## EXERCISE
Though the entries hold pictures, only their text should be duplicated, exactly and in full.

===== SOURCE DATA

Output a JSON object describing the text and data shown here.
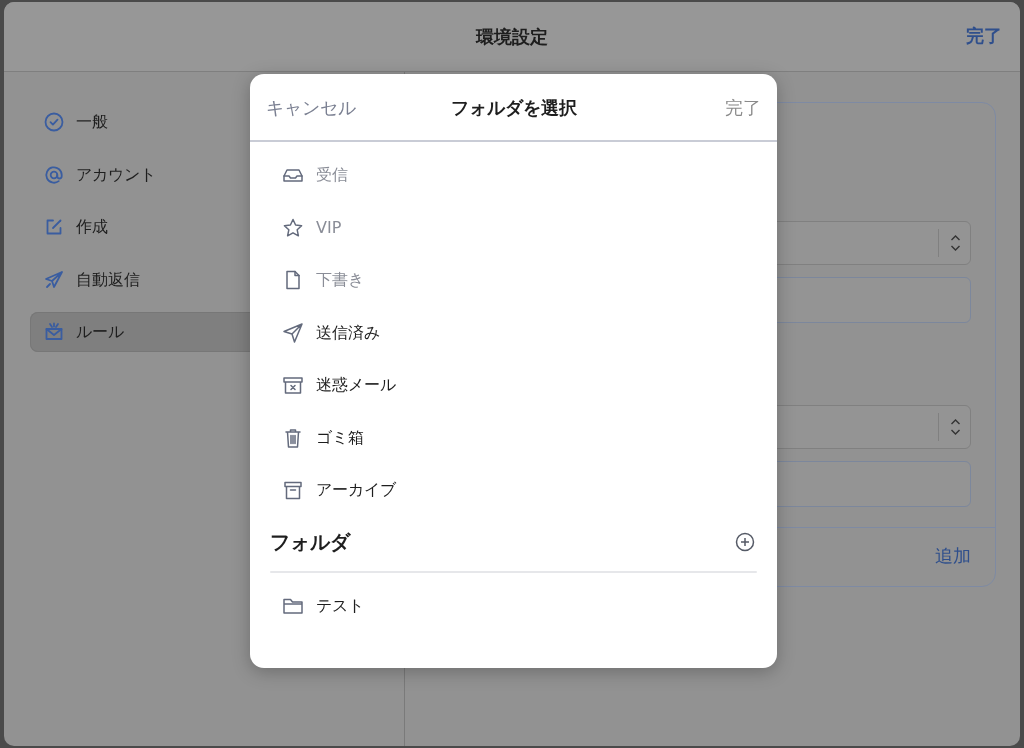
{
  "window": {
    "title": "環境設定",
    "done": "完了"
  },
  "sidebar": {
    "items": [
      {
        "label": "一般",
        "selected": false
      },
      {
        "label": "アカウント",
        "selected": false
      },
      {
        "label": "作成",
        "selected": false
      },
      {
        "label": "自動返信",
        "selected": false
      },
      {
        "label": "ルール",
        "selected": true
      }
    ]
  },
  "rule_card": {
    "fields": [
      {
        "kind": "select"
      },
      {
        "kind": "input"
      },
      {
        "kind": "gap"
      },
      {
        "kind": "select"
      },
      {
        "kind": "input"
      }
    ],
    "add_button": "追加"
  },
  "dialog": {
    "cancel": "キャンセル",
    "title": "フォルダを選択",
    "done": "完了",
    "mailboxes": [
      {
        "label": "受信",
        "disabled": true
      },
      {
        "label": "VIP",
        "disabled": true
      },
      {
        "label": "下書き",
        "disabled": true
      },
      {
        "label": "送信済み",
        "disabled": false
      },
      {
        "label": "迷惑メール",
        "disabled": false
      },
      {
        "label": "ゴミ箱",
        "disabled": false
      },
      {
        "label": "アーカイブ",
        "disabled": false
      }
    ],
    "folders_heading": "フォルダ",
    "folders": [
      {
        "label": "テスト"
      }
    ]
  }
}
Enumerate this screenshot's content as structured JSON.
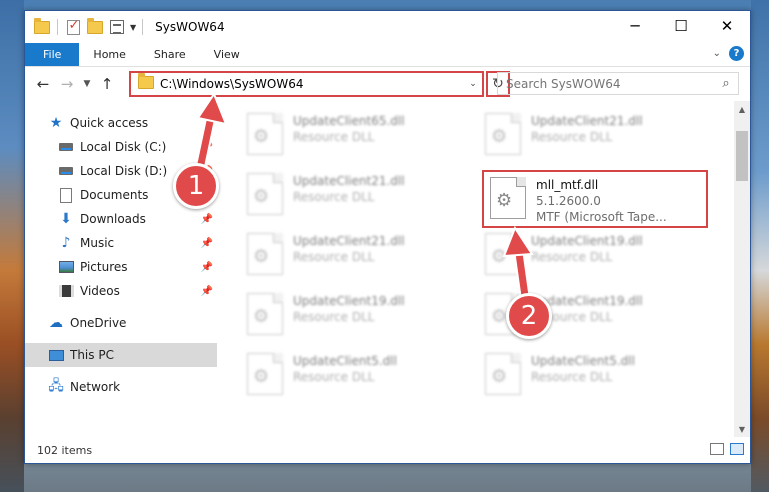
{
  "window": {
    "title": "SysWOW64",
    "controls": {
      "minimize": "─",
      "maximize": "☐",
      "close": "✕"
    }
  },
  "ribbon": {
    "tabs": [
      "File",
      "Home",
      "Share",
      "View"
    ]
  },
  "address": {
    "path": "C:\\Windows\\SysWOW64",
    "search_placeholder": "Search SysWOW64"
  },
  "sidebar": {
    "quick_access": "Quick access",
    "items": [
      {
        "label": "Local Disk (C:)",
        "pinned": true
      },
      {
        "label": "Local Disk (D:)",
        "pinned": true
      },
      {
        "label": "Documents",
        "pinned": true
      },
      {
        "label": "Downloads",
        "pinned": true
      },
      {
        "label": "Music",
        "pinned": true
      },
      {
        "label": "Pictures",
        "pinned": true
      },
      {
        "label": "Videos",
        "pinned": true
      }
    ],
    "onedrive": "OneDrive",
    "this_pc": "This PC",
    "network": "Network"
  },
  "files": {
    "col1": [
      {
        "name": "UpdateClient65.dll",
        "type": "Resource DLL"
      },
      {
        "name": "UpdateClient21.dll",
        "type": "Resource DLL"
      },
      {
        "name": "UpdateClient21.dll",
        "type": "Resource DLL"
      },
      {
        "name": "UpdateClient19.dll",
        "type": "Resource DLL"
      },
      {
        "name": "UpdateClient5.dll",
        "type": "Resource DLL"
      }
    ],
    "col2": [
      {
        "name": "UpdateClient21.dll",
        "type": "Resource DLL"
      },
      {
        "name": "UpdateClient19.dll",
        "type": "Resource DLL"
      },
      {
        "name": "UpdateClient19.dll",
        "type": "Resource DLL"
      },
      {
        "name": "UpdateClient5.dll",
        "type": "Resource DLL"
      }
    ],
    "selected": {
      "name": "mll_mtf.dll",
      "version": "5.1.2600.0",
      "description": "MTF (Microsoft Tape..."
    }
  },
  "status": {
    "item_count": "102 items"
  },
  "annotations": {
    "step1": "1",
    "step2": "2",
    "color": "#e04a4a"
  }
}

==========

## TASK SOLUTION
Output a JSON object describing the text and data shown here.
{
  "window": {
    "title": "環境設定",
    "done": "完了"
  },
  "sidebar": {
    "items": [
      {
        "label": "一般",
        "selected": false
      },
      {
        "label": "アカウント",
        "selected": false
      },
      {
        "label": "作成",
        "selected": false
      },
      {
        "label": "自動返信",
        "selected": false
      },
      {
        "label": "ルール",
        "selected": true
      }
    ]
  },
  "rule_card": {
    "fields": [
      {
        "kind": "select"
      },
      {
        "kind": "input"
      },
      {
        "kind": "gap"
      },
      {
        "kind": "select"
      },
      {
        "kind": "input"
      }
    ],
    "add_button": "追加"
  },
  "dialog": {
    "cancel": "キャンセル",
    "title": "フォルダを選択",
    "done": "完了",
    "mailboxes": [
      {
        "label": "受信",
        "disabled": true
      },
      {
        "label": "VIP",
        "disabled": true
      },
      {
        "label": "下書き",
        "disabled": true
      },
      {
        "label": "送信済み",
        "disabled": false
      },
      {
        "label": "迷惑メール",
        "disabled": false
      },
      {
        "label": "ゴミ箱",
        "disabled": false
      },
      {
        "label": "アーカイブ",
        "disabled": false
      }
    ],
    "folders_heading": "フォルダ",
    "folders": [
      {
        "label": "テスト"
      }
    ]
  }
}
Enumerate this screenshot's content as structured JSON.
{
  "window": {
    "title": "SysWOW64",
    "controls": {
      "minimize": "─",
      "maximize": "☐",
      "close": "✕"
    }
  },
  "ribbon": {
    "tabs": [
      "File",
      "Home",
      "Share",
      "View"
    ]
  },
  "address": {
    "path": "C:\\Windows\\SysWOW64",
    "search_placeholder": "Search SysWOW64"
  },
  "sidebar": {
    "quick_access": "Quick access",
    "items": [
      {
        "label": "Local Disk (C:)",
        "pinned": true
      },
      {
        "label": "Local Disk (D:)",
        "pinned": true
      },
      {
        "label": "Documents",
        "pinned": true
      },
      {
        "label": "Downloads",
        "pinned": true
      },
      {
        "label": "Music",
        "pinned": true
      },
      {
        "label": "Pictures",
        "pinned": true
      },
      {
        "label": "Videos",
        "pinned": true
      }
    ],
    "onedrive": "OneDrive",
    "this_pc": "This PC",
    "network": "Network"
  },
  "files": {
    "col1": [
      {
        "name": "UpdateClient65.dll",
        "type": "Resource DLL"
      },
      {
        "name": "UpdateClient21.dll",
        "type": "Resource DLL"
      },
      {
        "name": "UpdateClient21.dll",
        "type": "Resource DLL"
      },
      {
        "name": "UpdateClient19.dll",
        "type": "Resource DLL"
      },
      {
        "name": "UpdateClient5.dll",
        "type": "Resource DLL"
      }
    ],
    "col2": [
      {
        "name": "UpdateClient21.dll",
        "type": "Resource DLL"
      },
      {
        "name": "UpdateClient19.dll",
        "type": "Resource DLL"
      },
      {
        "name": "UpdateClient19.dll",
        "type": "Resource DLL"
      },
      {
        "name": "UpdateClient5.dll",
        "type": "Resource DLL"
      }
    ],
    "selected": {
      "name": "mll_mtf.dll",
      "version": "5.1.2600.0",
      "description": "MTF (Microsoft Tape..."
    }
  },
  "status": {
    "item_count": "102 items"
  },
  "annotations": {
    "step1": "1",
    "step2": "2",
    "color": "#e04a4a"
  }
}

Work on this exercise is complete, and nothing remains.